1946 - Bob Kurland, Oklahoma A&M
1947 - George Kaftan, Holy Cross
1948 - Alex Groza, Kentucky
1949 - Alex Groza, Kentucky
1950 - Irwin Dambrot, CCNY
1951 - None selected
1952 - Clyde Lovellette, Kansas
1953 - B.H. Born, Kansas
1954 - Tom Gola, La Salle
1955 - Bill Russell, San Francisco
1956 - Hal Lear, Temple
1957 - Wilt Chamberlain, Kansas
1958 - Elgin Baylor, Seattle
1959 - Jerry West, West Virginia
1960 - Jerry Lucas, Ohio State
1961 - Jerry Lucas, Ohio State
1962 - Paul Hogue, Cincinnati
1963 - Art Heyman, Duke
1964 - Walt Hazzard, UCLA
1965 - Bill Bradley, Princeton
1966 - Jerry Chambers, Utah
1967 - Lew Alcindor, UCLA
1968 - Lew Alcindor, UCLA
1969 - Lew Alcindor, UCLA
1970 - Sidney Wicks, UCLA
1971 - (x) Howard Porter, Villanova
1972 - Bill Walton, UCLA
1973 - Bill Walton, UCLA
1974 - David Thompson, North Carolina State
1975 - Richard Washington, UCLA
1976 - Kent Benson, Indiana
1977 - Butch Lee, Marquette
1978 - Jack Givens, Kentucky
1979 - Earvin Johnson, Michigan State
1980 - Darrell Griffith, Louisville
1981 - Isiah Thomas, Indiana

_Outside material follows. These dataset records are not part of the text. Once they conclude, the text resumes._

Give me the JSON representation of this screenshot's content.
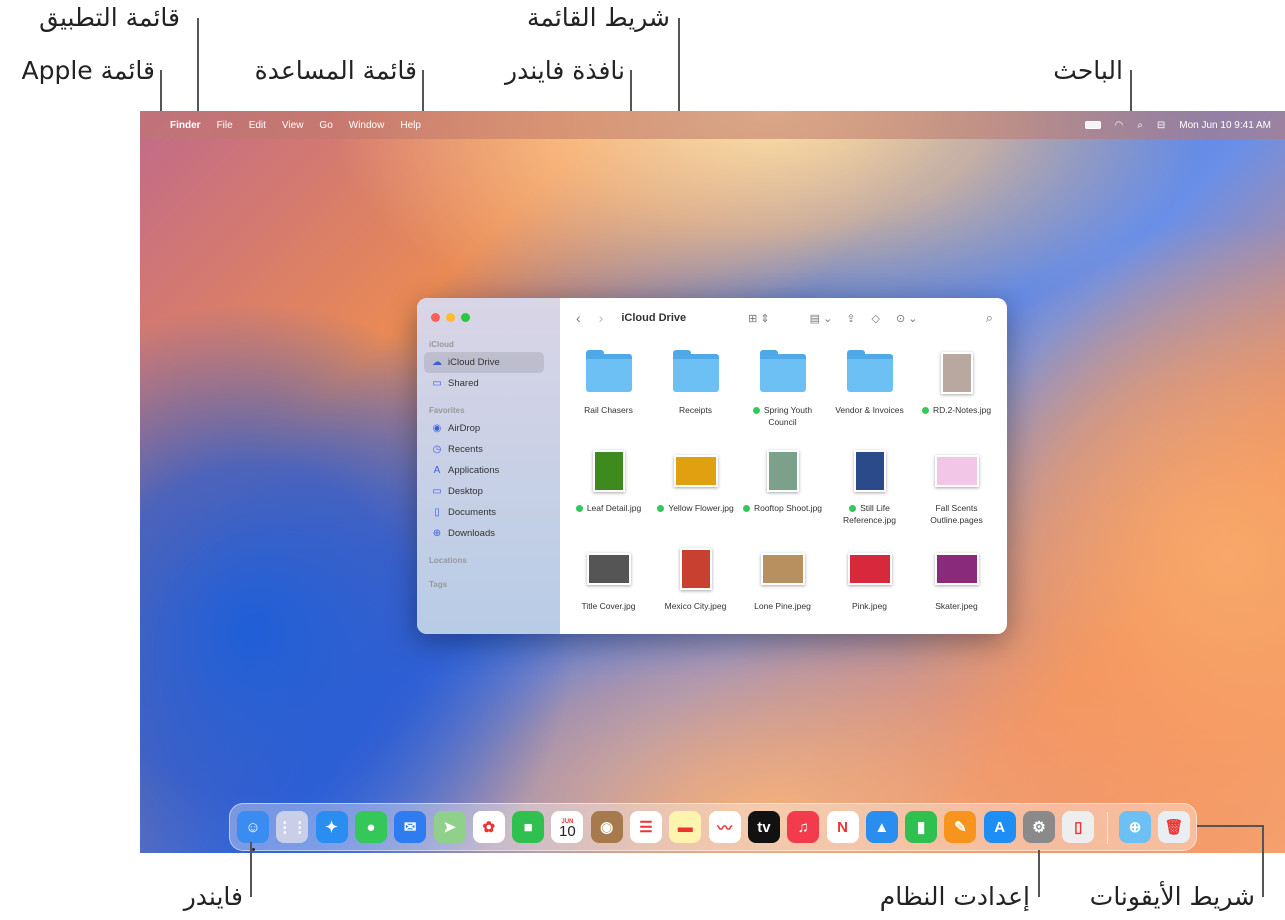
{
  "annotations": {
    "app_menu": "قائمة التطبيق",
    "apple_menu": "قائمة Apple",
    "help_menu": "قائمة المساعدة",
    "menu_bar": "شريط القائمة",
    "finder_window": "نافذة فايندر",
    "spotlight": "الباحث",
    "finder": "فايندر",
    "system_settings": "إعدادت النظام",
    "dock": "شريط الأيقونات"
  },
  "menubar": {
    "apple": "",
    "items": [
      "Finder",
      "File",
      "Edit",
      "View",
      "Go",
      "Window",
      "Help"
    ],
    "clock": "Mon Jun 10  9:41 AM"
  },
  "finder": {
    "title": "iCloud Drive",
    "sidebar": {
      "sections": [
        {
          "label": "iCloud",
          "items": [
            {
              "label": "iCloud Drive",
              "icon": "cloud-icon",
              "glyph": "☁"
            },
            {
              "label": "Shared",
              "icon": "shared-folder-icon",
              "glyph": "▭"
            }
          ]
        },
        {
          "label": "Favorites",
          "items": [
            {
              "label": "AirDrop",
              "icon": "airdrop-icon",
              "glyph": "◉"
            },
            {
              "label": "Recents",
              "icon": "clock-icon",
              "glyph": "◷"
            },
            {
              "label": "Applications",
              "icon": "applications-icon",
              "glyph": "A"
            },
            {
              "label": "Desktop",
              "icon": "desktop-icon",
              "glyph": "▭"
            },
            {
              "label": "Documents",
              "icon": "document-icon",
              "glyph": "▯"
            },
            {
              "label": "Downloads",
              "icon": "download-icon",
              "glyph": "⊕"
            }
          ]
        },
        {
          "label": "Locations",
          "items": []
        },
        {
          "label": "Tags",
          "items": []
        }
      ]
    },
    "files": [
      {
        "name": "Rail Chasers",
        "type": "folder",
        "tag": false
      },
      {
        "name": "Receipts",
        "type": "folder",
        "tag": false
      },
      {
        "name": "Spring Youth Council",
        "type": "folder",
        "tag": true
      },
      {
        "name": "Vendor & Invoices",
        "type": "folder",
        "tag": false
      },
      {
        "name": "RD.2-Notes.jpg",
        "type": "image",
        "tag": true,
        "color": "#b8a8a0",
        "shape": "tall"
      },
      {
        "name": "Leaf Detail.jpg",
        "type": "image",
        "tag": true,
        "color": "#3f8a1e",
        "shape": "tall"
      },
      {
        "name": "Yellow Flower.jpg",
        "type": "image",
        "tag": true,
        "color": "#e0a010",
        "shape": "wide"
      },
      {
        "name": "Rooftop Shoot.jpg",
        "type": "image",
        "tag": true,
        "color": "#7ca08a",
        "shape": "tall"
      },
      {
        "name": "Still Life Reference.jpg",
        "type": "image",
        "tag": true,
        "color": "#2a4a8a",
        "shape": "tall"
      },
      {
        "name": "Fall Scents Outline.pages",
        "type": "doc",
        "tag": false,
        "color": "#f2c6e6",
        "shape": "wide"
      },
      {
        "name": "Title Cover.jpg",
        "type": "image",
        "tag": false,
        "color": "#555",
        "shape": "wide"
      },
      {
        "name": "Mexico City.jpeg",
        "type": "image",
        "tag": false,
        "color": "#c84030",
        "shape": "tall"
      },
      {
        "name": "Lone Pine.jpeg",
        "type": "image",
        "tag": false,
        "color": "#b89060",
        "shape": "wide"
      },
      {
        "name": "Pink.jpeg",
        "type": "image",
        "tag": false,
        "color": "#d8283c",
        "shape": "wide"
      },
      {
        "name": "Skater.jpeg",
        "type": "image",
        "tag": false,
        "color": "#8a2a7a",
        "shape": "wide"
      }
    ]
  },
  "dock": [
    {
      "name": "finder",
      "bg": "#3a8cf0",
      "g": "☺",
      "running": true
    },
    {
      "name": "launchpad",
      "bg": "#c9cfe8",
      "g": "⋮⋮"
    },
    {
      "name": "safari",
      "bg": "#2a8ef0",
      "g": "✦"
    },
    {
      "name": "messages",
      "bg": "#34c759",
      "g": "●"
    },
    {
      "name": "mail",
      "bg": "#2f7cf0",
      "g": "✉"
    },
    {
      "name": "maps",
      "bg": "#8fd18a",
      "g": "➤"
    },
    {
      "name": "photos",
      "bg": "#ffffff",
      "g": "✿"
    },
    {
      "name": "facetime",
      "bg": "#30c04f",
      "g": "■"
    },
    {
      "name": "calendar",
      "bg": "#ffffff",
      "g": "10",
      "top": "JUN"
    },
    {
      "name": "contacts",
      "bg": "#a67a4c",
      "g": "◉"
    },
    {
      "name": "reminders",
      "bg": "#ffffff",
      "g": "☰"
    },
    {
      "name": "notes",
      "bg": "#fff3b0",
      "g": "▬"
    },
    {
      "name": "freeform",
      "bg": "#ffffff",
      "g": "〰"
    },
    {
      "name": "tv",
      "bg": "#111111",
      "g": "tv"
    },
    {
      "name": "music",
      "bg": "#f23c4e",
      "g": "♫"
    },
    {
      "name": "news",
      "bg": "#ffffff",
      "g": "N"
    },
    {
      "name": "keynote",
      "bg": "#2a8ef0",
      "g": "▲"
    },
    {
      "name": "numbers",
      "bg": "#30c04f",
      "g": "▮"
    },
    {
      "name": "pages",
      "bg": "#f7941d",
      "g": "✎"
    },
    {
      "name": "app-store",
      "bg": "#1e8ef5",
      "g": "A"
    },
    {
      "name": "system-settings",
      "bg": "#8a8a8a",
      "g": "⚙"
    },
    {
      "name": "iphone-mirroring",
      "bg": "#eeeeee",
      "g": "▯"
    },
    {
      "name": "downloads-folder",
      "bg": "#6cc0f3",
      "g": "⊕"
    },
    {
      "name": "trash",
      "bg": "#e8eef2",
      "g": "🗑"
    }
  ]
}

1982 - James Worthy, North Carolina
1983 - Akeem Olajuwon, Houston
1984 - Patrick Ewing, Georgetown
1985 - Ed Pinckney, Villanova
1986 - Pervis Ellison, Louisville
1987 - Keith Smart, Indiana
1988 - Danny Manning, Kansas
1989 - Glen Rice, Michigan
1990 - Anderson Hunt, UNLV
1991 - Christian Laettner, Duke
1992 - Bobby Hurley, Duke
1993 - Donald Williams, North Carolina
1994 - Corliss Williamson, Arkansas
1995 - Ed O'Bannon, UCLA
1996 - Tony Delk, Kentucky
1997 - Miles Simon, Arizona
1998 - Jeff Sheppard, Kentucky
1999 - Richard Hamilton, Connecticut
(x) - subsequently ruled ineligible
3 Photos, Box
PHOTO (1--Color) Connecticut's Khalid El-Amin, whose short jumper with 1:05 left proved to be the winning shot, leaps into the arms of teammate Jake Voskuhl.
Eric Draper/Associated Press
(2) Khalid El-Amin, right, and Rashamel Jones savor UConn's victory. ``We wanted to prove everyone wrong,'' El-Amin said.
Ed Reinke/Associated Press
(3--Color) no caption (Connecticut Coach Jim Calhounn)
Ed Reinke/Associated Press
BOX: LARGEST UPSETS (see text)